Imports growth in China declined from nearly 50% in 2018 (H1) to 20% on account of increased domestic gas production (+10%), higher pipeline imports and weaker demand growth due to a mild winter (vs H1 2018) and policy easing on enforcement of coal-to-gas conversions.
In Japan, nuclear output has increased and, inventories were high after a mild winter. Nuclear output in Korea grew by 36%, affecting gas demand as gas-fired electricity generation dropped by 11%.
In the absence of a strong North Asian demand growth, Europe acted as the market of last resort. Net imports in the region almost doubled to 41 Mt (+19 Mt Y-O-Y). Growth was particularly strong in the UK (+4.2 Mt) and France (+4.4 Mt). In Latin America, imports were up by +17% (+0.8 Mt), conversely they declined in North America and MENA.
Global supply growth was driven by Australia, the US and Russia where exports increased by almost 5.6 Mt, 5.1 Mt and 3.7 Mt respectively, boosted by the ramp up of Train 1&2 of Ichthys LNG and Train 2 of Wheatstone in Australia, Train 1 of Cove Point and Corpus Christi in the US and Train 2&3 of Yamal in Russia. Strong global supply growth and weak NEA LNG demand contributed to the rapid decline in spot prices. NEA spot prices, almost halved since January, stimulating European imports. Average monthly spot prices for June were $3.5 mmbtu (TTF) in Europe and $4.4/mmbtu in North East Asia, putting pressure on the US LNG off takers (the estimated short run marginal cost of US LNG in June was around $3.3/mmbtu to Europe and $4.5/mmbtu to Asia).

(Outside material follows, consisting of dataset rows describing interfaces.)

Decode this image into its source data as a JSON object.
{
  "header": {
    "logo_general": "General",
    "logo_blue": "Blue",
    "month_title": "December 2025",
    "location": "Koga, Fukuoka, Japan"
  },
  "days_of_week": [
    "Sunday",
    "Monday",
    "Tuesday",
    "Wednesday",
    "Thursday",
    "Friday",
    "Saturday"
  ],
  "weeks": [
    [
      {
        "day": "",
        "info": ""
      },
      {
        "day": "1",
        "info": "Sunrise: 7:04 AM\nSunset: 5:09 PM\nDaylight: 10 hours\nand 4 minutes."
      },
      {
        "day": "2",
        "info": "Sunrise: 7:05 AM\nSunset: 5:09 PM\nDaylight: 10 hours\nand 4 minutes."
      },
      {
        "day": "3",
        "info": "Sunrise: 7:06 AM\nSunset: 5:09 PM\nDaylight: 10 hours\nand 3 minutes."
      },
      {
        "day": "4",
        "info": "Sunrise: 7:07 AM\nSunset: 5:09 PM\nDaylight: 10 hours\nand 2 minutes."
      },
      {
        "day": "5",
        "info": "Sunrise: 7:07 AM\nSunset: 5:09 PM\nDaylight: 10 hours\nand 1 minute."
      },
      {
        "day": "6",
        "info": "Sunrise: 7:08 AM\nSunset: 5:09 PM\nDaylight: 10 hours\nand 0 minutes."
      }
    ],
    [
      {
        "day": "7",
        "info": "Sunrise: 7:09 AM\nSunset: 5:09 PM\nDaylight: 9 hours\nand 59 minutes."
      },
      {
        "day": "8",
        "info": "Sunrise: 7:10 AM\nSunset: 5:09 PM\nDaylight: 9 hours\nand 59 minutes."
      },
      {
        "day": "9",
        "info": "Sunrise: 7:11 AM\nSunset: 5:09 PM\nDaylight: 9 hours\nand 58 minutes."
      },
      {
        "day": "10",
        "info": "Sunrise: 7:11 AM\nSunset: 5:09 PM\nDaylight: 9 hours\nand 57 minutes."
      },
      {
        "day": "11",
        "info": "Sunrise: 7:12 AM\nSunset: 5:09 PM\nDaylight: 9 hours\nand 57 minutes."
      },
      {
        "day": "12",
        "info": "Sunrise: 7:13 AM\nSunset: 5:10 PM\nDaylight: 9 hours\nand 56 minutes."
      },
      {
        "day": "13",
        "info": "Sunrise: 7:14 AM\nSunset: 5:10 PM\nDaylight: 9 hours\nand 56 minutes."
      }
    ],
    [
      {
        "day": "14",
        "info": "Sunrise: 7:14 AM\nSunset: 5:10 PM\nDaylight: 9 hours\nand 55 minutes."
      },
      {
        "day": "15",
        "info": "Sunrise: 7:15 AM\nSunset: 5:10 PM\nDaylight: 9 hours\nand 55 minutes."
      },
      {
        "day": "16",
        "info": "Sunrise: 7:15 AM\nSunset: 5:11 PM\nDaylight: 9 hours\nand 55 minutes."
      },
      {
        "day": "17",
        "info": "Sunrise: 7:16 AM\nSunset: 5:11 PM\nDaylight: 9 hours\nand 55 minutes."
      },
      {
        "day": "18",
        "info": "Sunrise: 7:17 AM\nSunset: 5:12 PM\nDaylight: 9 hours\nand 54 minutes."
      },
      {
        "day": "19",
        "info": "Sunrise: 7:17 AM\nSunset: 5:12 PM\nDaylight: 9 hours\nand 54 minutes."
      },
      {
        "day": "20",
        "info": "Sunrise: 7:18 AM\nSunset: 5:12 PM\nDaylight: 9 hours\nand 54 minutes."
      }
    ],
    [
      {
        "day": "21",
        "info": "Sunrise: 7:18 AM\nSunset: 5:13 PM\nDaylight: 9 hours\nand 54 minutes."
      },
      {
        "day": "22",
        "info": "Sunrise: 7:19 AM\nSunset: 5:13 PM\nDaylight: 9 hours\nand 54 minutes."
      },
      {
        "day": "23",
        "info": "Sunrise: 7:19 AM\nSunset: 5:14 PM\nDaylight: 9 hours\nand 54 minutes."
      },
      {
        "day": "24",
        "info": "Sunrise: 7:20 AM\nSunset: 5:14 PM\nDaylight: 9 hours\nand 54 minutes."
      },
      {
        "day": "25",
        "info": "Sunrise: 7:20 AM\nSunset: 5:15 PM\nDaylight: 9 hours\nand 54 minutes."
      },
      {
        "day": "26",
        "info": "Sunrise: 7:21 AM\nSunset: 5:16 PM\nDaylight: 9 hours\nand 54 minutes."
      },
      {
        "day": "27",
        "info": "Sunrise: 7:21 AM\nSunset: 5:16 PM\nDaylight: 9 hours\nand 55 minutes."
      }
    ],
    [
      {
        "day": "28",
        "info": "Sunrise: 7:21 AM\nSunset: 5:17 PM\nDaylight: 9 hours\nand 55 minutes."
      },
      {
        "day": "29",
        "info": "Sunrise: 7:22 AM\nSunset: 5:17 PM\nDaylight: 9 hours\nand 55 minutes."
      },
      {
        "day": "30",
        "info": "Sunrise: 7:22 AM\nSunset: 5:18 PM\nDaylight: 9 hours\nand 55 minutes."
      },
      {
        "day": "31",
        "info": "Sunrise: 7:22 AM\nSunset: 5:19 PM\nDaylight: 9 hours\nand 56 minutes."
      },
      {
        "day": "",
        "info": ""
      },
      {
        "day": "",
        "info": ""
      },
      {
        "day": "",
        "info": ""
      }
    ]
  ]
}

The spreads between European gas hubs and the Asian spot market remained low this year, reducing Europe’s re-exports by 21% (0.3 Mt Y-o-Y) to 1.2 Mt. The lower prices have not yet triggered additional demand in Asia and with further new supply scheduled to come online in the months ahead, the pressure on global gas prices should contin-ue to mount.
European net LNG imports in H1 2018 did not sustain the growth momentum which was seen in 2017 (nearly 5% Y-o-Y growth in H1 2017) as total LNG net imports fell by 5% (-1.21 MT YoY) to reach 21.2 MT. This trend was mainly the result of higher re-exports, which went up 1.1 MT YoY, and strong declines in net LNG imports in Spain, the UK and France.
In Southern Europe, net LNG imports were down 8.7% to 12.1 MT, as imports in France, Spain and Italy declined. LNG imports in Spain declined by 12 % (-0.65 MT), counterbalanced by pipeline imports from Algeria which grew 18% compared to last year. Spanish LNG imports from Peru were down by 0.88 MT and this was partially offset by increased purchases from Trinidad and Tobago (+0.67 MT). In France, re-exported volumes surged by 0.72MT YoY, resulting in a 10% decline (-0.4 MT) in net LNG imports. The re-exported cargoes from France landed mainly in Asia (China, South Korea, India) and the Middle East (Kuwait). In Italy, LNG imports were down by 10% (-0.28 MT) as the power sector gas demand weakened in H1 2018, while hydroelectric power generation increased. Portugal was the only Southern European country where LNG imports were up, albeit marginally (+ 0.15 MT).
Figure 1: European LNG Importers in H1’18 (net of re-exports)